The dog’s tail wagged. Or so it had seemed. Lhalam wasn’t so sure now.
She held back the sim-treat.
The dog nuzzled her sandal.
Curious. Curious for both Lhalam and the dog.
She powered down the dog and it stretched down at her feet as if sleeping. She watched it for some time before entering data from the session. She then went outside the lab, to the terrace where she sat and vaped, reassured by the jiggle and tumble of colorful leaves on the hillside maples.
Autumn already. And she had a deadline. A deadline Lhalam was determined to meet. The lab wanted to ship her first dogs by the holidays. Not impossible. Very probable. But she kept thinking about the dog’s tail.
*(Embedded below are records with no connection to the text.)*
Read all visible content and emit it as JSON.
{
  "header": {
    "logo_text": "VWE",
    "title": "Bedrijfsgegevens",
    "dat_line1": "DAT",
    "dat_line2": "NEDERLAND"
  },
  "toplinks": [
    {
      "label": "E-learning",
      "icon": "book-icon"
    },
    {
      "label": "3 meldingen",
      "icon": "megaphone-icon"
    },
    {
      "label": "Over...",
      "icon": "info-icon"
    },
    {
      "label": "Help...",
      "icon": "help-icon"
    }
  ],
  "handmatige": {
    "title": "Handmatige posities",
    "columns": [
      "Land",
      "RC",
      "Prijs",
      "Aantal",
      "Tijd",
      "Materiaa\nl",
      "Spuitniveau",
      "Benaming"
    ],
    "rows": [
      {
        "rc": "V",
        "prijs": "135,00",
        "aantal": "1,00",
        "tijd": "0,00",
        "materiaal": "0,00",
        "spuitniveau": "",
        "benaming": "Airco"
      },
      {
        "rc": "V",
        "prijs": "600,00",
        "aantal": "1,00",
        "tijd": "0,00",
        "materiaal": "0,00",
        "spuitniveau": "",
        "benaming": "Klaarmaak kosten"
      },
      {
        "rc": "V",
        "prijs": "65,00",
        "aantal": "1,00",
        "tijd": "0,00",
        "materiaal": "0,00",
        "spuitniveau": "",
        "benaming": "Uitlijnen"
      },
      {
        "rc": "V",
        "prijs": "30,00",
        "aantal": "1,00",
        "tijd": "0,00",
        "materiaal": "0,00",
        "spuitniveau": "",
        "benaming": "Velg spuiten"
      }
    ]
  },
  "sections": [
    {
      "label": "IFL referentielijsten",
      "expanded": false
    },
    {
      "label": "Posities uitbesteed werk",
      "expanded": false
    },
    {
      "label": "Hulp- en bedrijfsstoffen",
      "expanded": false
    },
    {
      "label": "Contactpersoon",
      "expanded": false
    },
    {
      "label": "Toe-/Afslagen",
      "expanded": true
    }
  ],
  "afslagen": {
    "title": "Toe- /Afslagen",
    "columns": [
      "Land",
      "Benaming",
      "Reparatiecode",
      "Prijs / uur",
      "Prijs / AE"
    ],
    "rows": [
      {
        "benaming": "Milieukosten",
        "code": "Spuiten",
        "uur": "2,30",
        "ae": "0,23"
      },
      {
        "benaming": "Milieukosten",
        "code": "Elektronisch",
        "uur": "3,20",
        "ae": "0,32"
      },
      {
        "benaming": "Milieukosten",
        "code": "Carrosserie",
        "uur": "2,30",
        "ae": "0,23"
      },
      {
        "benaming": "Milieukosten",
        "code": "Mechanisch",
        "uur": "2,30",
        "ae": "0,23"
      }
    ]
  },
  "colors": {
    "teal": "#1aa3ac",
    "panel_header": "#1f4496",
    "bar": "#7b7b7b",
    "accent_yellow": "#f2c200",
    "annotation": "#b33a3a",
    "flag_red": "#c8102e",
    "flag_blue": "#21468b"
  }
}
What was wagging what?
Lhalam knew her dogs were safe. They were machines. Like dishwashers. Like radios. Neutral artifacts. Instruments subservient to the user’s wishes.
So, why did an apparent wag of the dog’s tail bother her so much? The action was within parameters. Within the guardrails she and the programmers had established. A machine designed to mimic a living creature had to have a certain amount of variant behavior. Almost autonomous.
A stronger breeze rattled the maples and a few leaves chased each other up the hill. One dropped on Lhalam’s table. She picked it up. Twirled the stem in her fingers.
How much of her behavior was predetermined? Hardwired. Seasonal.
The breeze picked up and Lhalam noticed how quickly the sky had darkened. She vaped deeply watching the bad weather approach from the foothills. A storm hadn’t been on her radar. Why not?
Had it been on the dog’s? Is that why its tail might have wagged?
They were sensitive. Precisely tuned instruments.
But tuned to what really?
What Lhalam perceived? What Lhalam determined?
What was really in her control? In anyone’s?
She shivered when the temperature abruptly dropped. The sky cracked with thunder as the storm bore down on her. Determined, Lhalam waited for it.
Waited for her answer.